Aim of the task >>
From the material below, copy out each line with the word "Kiểm" in it.
(Information)
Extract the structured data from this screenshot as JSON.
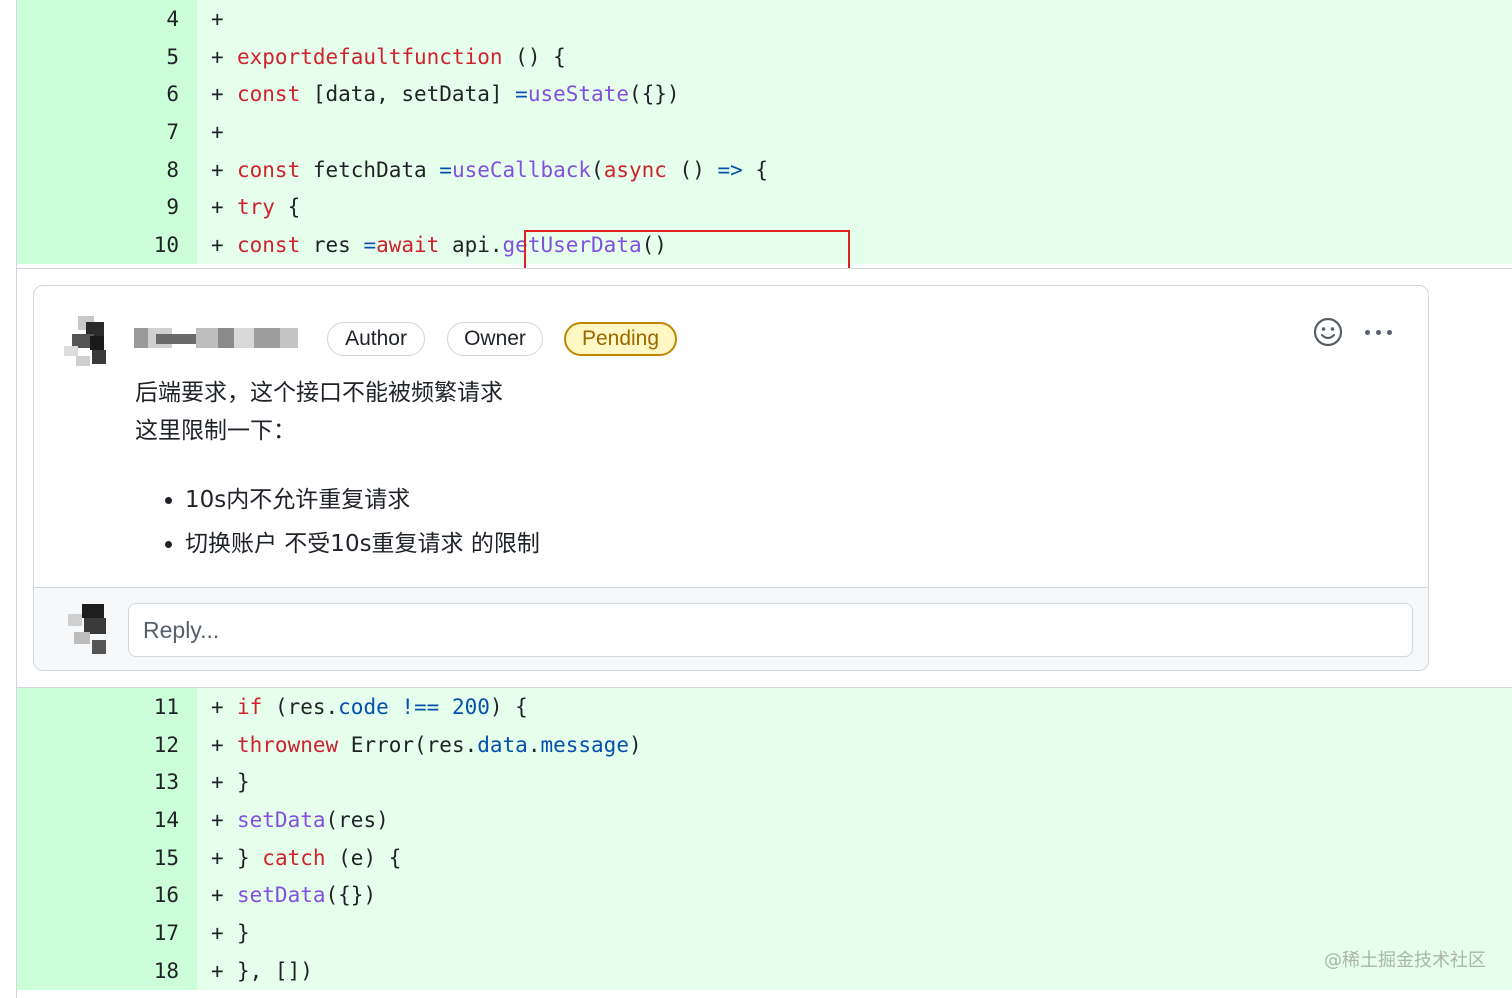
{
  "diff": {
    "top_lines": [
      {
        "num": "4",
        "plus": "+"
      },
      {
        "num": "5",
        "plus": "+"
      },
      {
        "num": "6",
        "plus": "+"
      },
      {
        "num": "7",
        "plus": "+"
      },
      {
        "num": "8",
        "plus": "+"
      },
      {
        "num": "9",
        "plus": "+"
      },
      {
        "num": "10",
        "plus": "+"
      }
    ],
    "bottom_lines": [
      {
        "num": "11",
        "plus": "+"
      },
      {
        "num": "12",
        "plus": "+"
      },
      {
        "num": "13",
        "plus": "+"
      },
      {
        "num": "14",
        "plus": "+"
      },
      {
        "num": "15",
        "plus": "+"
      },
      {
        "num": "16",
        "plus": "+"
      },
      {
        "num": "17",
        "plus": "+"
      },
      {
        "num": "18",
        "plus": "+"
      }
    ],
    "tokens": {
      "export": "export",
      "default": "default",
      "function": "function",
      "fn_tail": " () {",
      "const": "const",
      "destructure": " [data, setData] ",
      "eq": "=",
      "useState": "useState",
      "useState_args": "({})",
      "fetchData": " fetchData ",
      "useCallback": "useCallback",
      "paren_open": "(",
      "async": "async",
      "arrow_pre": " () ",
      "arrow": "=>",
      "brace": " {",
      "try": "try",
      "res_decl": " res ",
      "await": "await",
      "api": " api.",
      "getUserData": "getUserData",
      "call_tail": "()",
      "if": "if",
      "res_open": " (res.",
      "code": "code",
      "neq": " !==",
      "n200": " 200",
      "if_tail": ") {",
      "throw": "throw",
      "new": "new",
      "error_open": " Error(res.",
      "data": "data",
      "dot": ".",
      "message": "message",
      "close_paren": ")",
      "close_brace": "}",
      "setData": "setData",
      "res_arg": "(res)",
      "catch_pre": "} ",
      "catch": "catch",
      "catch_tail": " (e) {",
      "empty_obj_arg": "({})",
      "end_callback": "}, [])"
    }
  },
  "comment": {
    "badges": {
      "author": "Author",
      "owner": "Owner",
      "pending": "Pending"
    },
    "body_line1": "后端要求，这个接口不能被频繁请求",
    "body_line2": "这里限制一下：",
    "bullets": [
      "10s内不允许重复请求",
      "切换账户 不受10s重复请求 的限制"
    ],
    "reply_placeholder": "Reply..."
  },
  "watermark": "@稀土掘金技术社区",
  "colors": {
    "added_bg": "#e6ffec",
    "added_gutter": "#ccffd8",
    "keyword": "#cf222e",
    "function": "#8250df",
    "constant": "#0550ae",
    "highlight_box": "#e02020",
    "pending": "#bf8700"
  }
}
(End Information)
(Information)
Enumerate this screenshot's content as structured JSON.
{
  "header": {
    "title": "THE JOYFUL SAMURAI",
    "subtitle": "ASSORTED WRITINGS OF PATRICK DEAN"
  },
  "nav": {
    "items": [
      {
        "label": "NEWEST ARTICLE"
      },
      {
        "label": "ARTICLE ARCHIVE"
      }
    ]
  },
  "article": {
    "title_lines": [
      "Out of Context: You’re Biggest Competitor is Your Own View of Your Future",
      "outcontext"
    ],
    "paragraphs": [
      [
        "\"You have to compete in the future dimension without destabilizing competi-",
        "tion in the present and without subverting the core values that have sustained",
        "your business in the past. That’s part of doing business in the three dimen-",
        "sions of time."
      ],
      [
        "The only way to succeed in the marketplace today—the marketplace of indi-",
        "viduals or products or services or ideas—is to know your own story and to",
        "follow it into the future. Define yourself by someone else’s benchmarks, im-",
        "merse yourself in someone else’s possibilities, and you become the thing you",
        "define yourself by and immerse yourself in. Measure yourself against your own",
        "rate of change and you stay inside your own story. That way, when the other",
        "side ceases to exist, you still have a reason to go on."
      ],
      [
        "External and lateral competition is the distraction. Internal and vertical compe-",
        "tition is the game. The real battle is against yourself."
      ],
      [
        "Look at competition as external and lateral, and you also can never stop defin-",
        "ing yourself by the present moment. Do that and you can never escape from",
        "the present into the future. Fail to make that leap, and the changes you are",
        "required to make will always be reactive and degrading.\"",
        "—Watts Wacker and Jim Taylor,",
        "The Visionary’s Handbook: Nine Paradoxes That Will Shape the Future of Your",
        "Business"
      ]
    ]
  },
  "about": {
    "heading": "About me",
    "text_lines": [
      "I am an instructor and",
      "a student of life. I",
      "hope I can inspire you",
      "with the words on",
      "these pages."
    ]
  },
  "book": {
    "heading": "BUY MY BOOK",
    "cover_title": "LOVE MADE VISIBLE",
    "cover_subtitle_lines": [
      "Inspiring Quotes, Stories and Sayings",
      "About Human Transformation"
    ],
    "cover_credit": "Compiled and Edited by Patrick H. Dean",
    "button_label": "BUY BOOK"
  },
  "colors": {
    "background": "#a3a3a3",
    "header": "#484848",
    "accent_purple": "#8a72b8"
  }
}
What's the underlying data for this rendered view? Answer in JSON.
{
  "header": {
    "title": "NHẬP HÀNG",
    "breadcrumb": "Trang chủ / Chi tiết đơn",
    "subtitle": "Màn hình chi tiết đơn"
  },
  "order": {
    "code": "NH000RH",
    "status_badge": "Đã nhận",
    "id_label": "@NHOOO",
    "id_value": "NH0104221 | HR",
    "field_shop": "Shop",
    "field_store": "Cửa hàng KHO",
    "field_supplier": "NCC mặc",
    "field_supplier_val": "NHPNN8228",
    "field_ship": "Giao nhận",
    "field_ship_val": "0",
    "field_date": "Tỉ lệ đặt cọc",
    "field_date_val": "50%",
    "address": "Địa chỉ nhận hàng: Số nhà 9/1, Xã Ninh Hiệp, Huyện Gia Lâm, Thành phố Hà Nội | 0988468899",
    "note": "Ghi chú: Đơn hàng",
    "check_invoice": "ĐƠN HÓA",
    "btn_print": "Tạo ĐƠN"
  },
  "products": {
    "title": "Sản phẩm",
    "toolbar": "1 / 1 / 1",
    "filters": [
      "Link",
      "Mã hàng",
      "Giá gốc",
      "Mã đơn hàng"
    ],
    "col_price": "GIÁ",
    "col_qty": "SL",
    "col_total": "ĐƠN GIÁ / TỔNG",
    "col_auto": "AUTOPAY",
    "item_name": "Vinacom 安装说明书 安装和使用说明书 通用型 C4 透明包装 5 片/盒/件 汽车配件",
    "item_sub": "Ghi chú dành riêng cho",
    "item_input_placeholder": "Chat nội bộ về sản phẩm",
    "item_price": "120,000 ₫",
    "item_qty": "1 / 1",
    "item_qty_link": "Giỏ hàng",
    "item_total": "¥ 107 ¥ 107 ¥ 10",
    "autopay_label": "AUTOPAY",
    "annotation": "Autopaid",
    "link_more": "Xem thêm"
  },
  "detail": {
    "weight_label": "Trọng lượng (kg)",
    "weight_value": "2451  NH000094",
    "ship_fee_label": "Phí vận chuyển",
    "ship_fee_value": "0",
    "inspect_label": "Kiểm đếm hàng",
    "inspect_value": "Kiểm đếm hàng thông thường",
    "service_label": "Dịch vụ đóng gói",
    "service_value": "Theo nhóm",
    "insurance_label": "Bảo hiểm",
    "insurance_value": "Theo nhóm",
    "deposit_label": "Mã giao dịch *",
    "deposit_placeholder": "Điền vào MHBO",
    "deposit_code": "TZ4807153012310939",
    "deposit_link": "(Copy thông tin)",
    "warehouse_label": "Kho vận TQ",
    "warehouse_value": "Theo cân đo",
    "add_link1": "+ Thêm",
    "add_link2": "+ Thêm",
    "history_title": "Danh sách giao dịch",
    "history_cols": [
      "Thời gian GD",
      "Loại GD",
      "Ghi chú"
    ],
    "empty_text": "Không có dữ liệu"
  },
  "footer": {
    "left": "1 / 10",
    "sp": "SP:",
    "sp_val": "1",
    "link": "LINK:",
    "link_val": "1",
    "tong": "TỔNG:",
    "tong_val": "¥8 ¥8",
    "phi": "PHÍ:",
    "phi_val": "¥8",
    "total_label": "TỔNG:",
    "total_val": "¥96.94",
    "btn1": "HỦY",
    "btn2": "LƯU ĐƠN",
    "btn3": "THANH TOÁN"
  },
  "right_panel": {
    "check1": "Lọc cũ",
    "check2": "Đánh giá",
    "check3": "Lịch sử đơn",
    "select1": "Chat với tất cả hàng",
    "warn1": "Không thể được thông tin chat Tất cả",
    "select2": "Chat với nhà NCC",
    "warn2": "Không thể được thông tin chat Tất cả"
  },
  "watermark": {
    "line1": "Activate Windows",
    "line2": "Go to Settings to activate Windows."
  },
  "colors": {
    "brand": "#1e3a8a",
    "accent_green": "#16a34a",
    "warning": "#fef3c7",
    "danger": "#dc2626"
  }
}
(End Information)
Output for this exercise >>
    "inspect_label": "Kiểm đếm hàng",
    "inspect_value": "Kiểm đếm hàng thông thường",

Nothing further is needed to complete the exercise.